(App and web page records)
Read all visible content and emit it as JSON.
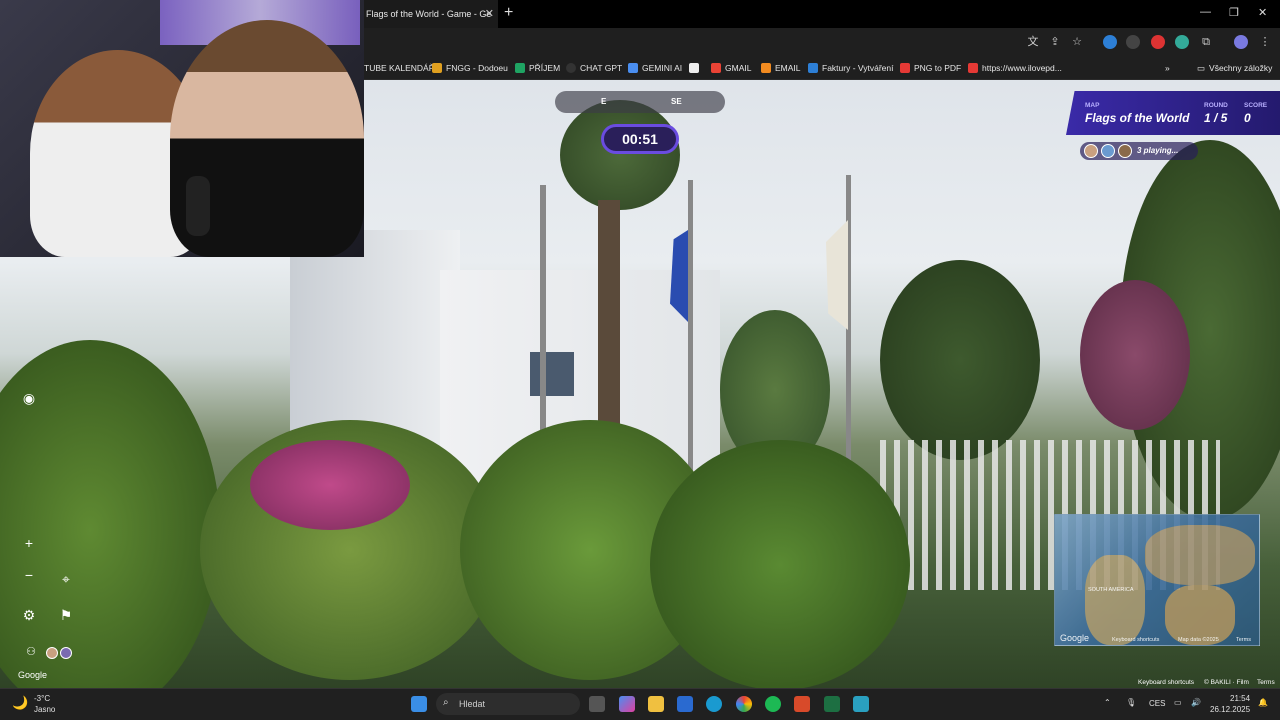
{
  "browser": {
    "tab_title": "Flags of the World - Game - Ge",
    "bookmarks": [
      {
        "label": "TUBE KALENDÁŘ",
        "color": "#d33"
      },
      {
        "label": "FNGG - Dodoeu",
        "color": "#e0a020"
      },
      {
        "label": "PŘÍJEM",
        "color": "#1fa463"
      },
      {
        "label": "CHAT GPT",
        "color": "#333"
      },
      {
        "label": "GEMINI AI",
        "color": "#4a8ef0"
      },
      {
        "label": "GMAIL",
        "color": "#ea4335"
      },
      {
        "label": "EMAIL",
        "color": "#f28b20"
      },
      {
        "label": "Faktury - Vytváření",
        "color": "#2d7fd6"
      },
      {
        "label": "PNG to PDF",
        "color": "#e53935"
      },
      {
        "label": "https://www.ilovepd...",
        "color": "#e53935"
      }
    ],
    "all_bookmarks_label": "Všechny záložky"
  },
  "game": {
    "compass": {
      "e": "E",
      "se": "SE"
    },
    "timer": "00:51",
    "map_label": "MAP",
    "map_name": "Flags of the World",
    "round_label": "ROUND",
    "round_value": "1 / 5",
    "score_label": "SCORE",
    "score_value": "0",
    "players_text": "3 playing...",
    "controls": {
      "zoom_in": "+",
      "zoom_out": "−"
    }
  },
  "minimap": {
    "region_label": "SOUTH AMERICA",
    "google": "Google",
    "keyboard": "Keyboard shortcuts",
    "map_data": "Map data ©2025",
    "terms": "Terms"
  },
  "streetview": {
    "google": "Google",
    "keyboard_shortcuts": "Keyboard shortcuts",
    "copyright": "© BAKILI · Film",
    "terms": "Terms"
  },
  "taskbar": {
    "weather_temp": "-3°C",
    "weather_desc": "Jasno",
    "search_placeholder": "Hledat",
    "lang": "CES",
    "time": "21:54",
    "date": "26.12.2025"
  },
  "colors": {
    "hud_purple": "#3a2aa8",
    "timer_border": "#6a4ce0"
  }
}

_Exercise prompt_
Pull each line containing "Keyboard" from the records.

_Task result_
    "keyboard": "Keyboard shortcuts",
    "keyboard_shortcuts": "Keyboard shortcuts",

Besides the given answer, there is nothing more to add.